> [INFORMATION SUPPLIED]:
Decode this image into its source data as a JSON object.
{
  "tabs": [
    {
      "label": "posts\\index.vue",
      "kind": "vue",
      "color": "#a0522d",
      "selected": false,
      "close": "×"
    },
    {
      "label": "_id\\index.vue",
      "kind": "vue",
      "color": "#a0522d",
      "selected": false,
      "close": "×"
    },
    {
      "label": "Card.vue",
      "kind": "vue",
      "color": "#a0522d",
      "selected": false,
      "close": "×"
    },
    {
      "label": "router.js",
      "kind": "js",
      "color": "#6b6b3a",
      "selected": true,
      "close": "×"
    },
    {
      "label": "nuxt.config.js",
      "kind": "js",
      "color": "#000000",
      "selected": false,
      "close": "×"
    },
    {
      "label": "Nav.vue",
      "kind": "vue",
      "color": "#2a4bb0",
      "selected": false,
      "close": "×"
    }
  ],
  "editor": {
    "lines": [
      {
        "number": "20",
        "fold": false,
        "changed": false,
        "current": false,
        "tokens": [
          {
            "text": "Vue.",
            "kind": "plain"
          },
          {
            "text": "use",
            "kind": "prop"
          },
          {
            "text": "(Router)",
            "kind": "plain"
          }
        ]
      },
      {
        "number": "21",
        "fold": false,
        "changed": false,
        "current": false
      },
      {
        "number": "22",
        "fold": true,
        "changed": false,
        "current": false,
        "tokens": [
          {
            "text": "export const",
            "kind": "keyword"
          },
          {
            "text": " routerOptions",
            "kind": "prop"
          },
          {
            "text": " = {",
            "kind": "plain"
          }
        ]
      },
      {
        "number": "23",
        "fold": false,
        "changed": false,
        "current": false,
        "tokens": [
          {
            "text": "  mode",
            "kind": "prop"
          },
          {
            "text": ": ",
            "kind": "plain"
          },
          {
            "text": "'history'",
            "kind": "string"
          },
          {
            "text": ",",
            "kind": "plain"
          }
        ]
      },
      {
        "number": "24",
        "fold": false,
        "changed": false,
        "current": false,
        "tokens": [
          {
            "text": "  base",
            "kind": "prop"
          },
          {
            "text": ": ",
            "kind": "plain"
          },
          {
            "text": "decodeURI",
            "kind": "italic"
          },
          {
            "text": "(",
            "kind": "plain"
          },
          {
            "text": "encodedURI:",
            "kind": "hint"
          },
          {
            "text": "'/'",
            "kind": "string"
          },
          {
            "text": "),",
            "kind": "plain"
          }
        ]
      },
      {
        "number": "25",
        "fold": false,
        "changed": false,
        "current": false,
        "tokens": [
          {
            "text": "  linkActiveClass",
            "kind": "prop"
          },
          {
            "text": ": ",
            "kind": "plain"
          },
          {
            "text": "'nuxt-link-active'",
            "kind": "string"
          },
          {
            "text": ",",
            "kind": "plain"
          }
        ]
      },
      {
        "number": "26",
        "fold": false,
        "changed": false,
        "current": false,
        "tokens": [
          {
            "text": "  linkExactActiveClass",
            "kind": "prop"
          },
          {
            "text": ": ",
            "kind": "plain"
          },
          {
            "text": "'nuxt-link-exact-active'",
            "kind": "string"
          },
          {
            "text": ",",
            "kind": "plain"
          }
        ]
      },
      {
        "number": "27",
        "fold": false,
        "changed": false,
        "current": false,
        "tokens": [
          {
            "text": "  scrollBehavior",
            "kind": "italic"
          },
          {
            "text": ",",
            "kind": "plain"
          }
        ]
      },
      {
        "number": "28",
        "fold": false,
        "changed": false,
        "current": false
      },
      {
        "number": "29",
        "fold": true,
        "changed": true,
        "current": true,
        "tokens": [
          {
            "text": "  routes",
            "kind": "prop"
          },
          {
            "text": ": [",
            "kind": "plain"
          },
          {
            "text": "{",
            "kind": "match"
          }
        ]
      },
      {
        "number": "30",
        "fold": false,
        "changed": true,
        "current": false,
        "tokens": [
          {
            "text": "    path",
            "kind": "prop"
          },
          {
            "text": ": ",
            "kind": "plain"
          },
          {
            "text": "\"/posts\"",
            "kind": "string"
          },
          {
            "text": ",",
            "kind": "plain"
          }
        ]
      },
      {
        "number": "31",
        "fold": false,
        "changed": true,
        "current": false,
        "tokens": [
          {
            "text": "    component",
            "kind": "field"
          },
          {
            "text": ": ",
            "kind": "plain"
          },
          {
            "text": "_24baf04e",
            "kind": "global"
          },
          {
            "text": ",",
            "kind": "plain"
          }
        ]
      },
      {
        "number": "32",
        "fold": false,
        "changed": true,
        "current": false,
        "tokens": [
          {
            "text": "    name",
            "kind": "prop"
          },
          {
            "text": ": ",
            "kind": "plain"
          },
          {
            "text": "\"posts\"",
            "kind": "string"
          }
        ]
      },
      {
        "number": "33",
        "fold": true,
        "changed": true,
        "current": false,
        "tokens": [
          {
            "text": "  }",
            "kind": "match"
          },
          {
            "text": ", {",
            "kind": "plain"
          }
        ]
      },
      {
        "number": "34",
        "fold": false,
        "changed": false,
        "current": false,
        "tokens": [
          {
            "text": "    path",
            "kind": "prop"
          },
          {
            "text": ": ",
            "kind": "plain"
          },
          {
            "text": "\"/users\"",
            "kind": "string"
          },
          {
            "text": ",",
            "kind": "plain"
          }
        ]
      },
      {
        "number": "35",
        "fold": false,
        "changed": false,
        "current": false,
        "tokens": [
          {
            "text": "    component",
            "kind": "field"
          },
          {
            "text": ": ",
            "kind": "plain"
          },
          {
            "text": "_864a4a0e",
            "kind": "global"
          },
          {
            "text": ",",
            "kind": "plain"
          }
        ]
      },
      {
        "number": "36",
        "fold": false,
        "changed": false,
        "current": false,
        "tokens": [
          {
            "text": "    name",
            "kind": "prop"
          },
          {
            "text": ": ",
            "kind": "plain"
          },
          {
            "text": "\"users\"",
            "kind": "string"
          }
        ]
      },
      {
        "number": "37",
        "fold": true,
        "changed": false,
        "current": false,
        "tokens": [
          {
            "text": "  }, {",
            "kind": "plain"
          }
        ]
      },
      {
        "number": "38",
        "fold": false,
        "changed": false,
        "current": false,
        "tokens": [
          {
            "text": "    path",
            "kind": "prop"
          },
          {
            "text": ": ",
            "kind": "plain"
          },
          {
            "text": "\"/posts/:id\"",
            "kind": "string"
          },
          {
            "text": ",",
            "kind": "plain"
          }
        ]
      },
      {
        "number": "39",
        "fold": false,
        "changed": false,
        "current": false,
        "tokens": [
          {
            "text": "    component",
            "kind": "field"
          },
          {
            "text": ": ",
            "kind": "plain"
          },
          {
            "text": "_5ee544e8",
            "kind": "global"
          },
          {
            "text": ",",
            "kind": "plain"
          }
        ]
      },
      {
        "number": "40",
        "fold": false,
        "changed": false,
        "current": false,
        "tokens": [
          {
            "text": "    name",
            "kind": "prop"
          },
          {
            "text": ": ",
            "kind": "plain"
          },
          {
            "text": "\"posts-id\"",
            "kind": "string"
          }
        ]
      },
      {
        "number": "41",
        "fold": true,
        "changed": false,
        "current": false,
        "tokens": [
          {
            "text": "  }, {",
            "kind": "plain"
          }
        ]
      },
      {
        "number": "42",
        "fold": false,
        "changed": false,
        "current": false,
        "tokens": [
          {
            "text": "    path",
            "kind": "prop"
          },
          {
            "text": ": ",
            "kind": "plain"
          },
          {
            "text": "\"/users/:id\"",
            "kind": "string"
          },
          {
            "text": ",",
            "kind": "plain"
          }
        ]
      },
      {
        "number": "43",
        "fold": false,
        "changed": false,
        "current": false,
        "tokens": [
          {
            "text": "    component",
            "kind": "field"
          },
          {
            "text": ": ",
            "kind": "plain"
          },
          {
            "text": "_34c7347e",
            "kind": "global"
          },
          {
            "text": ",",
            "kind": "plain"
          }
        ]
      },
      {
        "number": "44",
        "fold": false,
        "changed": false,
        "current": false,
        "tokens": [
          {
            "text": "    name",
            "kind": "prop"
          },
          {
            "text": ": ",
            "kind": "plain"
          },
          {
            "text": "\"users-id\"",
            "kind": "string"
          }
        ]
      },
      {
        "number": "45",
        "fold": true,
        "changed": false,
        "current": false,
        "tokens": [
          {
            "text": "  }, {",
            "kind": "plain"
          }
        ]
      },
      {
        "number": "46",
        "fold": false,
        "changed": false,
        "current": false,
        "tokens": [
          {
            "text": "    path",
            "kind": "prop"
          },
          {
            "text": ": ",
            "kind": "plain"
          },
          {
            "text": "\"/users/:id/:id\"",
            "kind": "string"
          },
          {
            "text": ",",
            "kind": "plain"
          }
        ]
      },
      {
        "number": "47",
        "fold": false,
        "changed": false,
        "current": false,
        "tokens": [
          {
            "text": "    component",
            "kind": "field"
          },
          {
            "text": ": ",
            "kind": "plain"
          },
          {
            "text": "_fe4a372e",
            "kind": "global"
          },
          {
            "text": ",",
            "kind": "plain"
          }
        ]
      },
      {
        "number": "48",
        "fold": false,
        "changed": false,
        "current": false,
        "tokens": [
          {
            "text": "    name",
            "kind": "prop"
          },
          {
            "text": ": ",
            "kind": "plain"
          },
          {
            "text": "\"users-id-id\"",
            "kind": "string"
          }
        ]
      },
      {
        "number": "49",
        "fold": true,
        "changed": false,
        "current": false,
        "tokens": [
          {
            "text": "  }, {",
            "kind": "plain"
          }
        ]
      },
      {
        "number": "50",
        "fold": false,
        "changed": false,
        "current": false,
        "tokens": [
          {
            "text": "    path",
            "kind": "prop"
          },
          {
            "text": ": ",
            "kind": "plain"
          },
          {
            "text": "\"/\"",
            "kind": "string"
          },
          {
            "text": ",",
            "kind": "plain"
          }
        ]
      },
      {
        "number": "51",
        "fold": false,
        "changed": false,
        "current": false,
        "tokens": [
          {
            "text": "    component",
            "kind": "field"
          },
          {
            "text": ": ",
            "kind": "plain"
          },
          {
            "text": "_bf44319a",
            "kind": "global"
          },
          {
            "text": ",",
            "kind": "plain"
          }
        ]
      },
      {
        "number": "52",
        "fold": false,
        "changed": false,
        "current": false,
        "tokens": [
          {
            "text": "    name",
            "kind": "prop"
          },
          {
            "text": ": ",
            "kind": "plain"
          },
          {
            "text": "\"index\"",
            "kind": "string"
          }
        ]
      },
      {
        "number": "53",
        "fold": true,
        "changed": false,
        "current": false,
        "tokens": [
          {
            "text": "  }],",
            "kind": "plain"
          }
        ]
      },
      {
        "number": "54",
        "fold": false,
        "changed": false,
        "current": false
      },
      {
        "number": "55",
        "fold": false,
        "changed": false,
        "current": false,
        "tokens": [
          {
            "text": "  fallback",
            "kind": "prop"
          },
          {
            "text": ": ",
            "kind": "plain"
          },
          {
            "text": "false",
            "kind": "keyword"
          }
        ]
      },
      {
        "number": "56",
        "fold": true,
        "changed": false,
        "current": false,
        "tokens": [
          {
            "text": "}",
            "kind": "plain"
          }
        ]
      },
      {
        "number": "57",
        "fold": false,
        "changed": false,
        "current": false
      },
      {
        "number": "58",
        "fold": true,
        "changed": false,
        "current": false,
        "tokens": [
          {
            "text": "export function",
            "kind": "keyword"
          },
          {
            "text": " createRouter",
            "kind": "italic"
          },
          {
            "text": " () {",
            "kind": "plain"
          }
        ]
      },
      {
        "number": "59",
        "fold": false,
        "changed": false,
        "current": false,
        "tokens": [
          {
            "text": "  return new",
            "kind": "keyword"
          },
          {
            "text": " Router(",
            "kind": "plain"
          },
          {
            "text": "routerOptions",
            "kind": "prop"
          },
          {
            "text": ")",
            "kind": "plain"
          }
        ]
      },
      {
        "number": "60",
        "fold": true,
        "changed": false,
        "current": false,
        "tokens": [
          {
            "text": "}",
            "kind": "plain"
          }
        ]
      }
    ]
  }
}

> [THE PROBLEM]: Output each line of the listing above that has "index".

> [ANSWER BOX]:
      "label": "posts\\index.vue",
      "label": "_id\\index.vue",
            "text": "\"index\"",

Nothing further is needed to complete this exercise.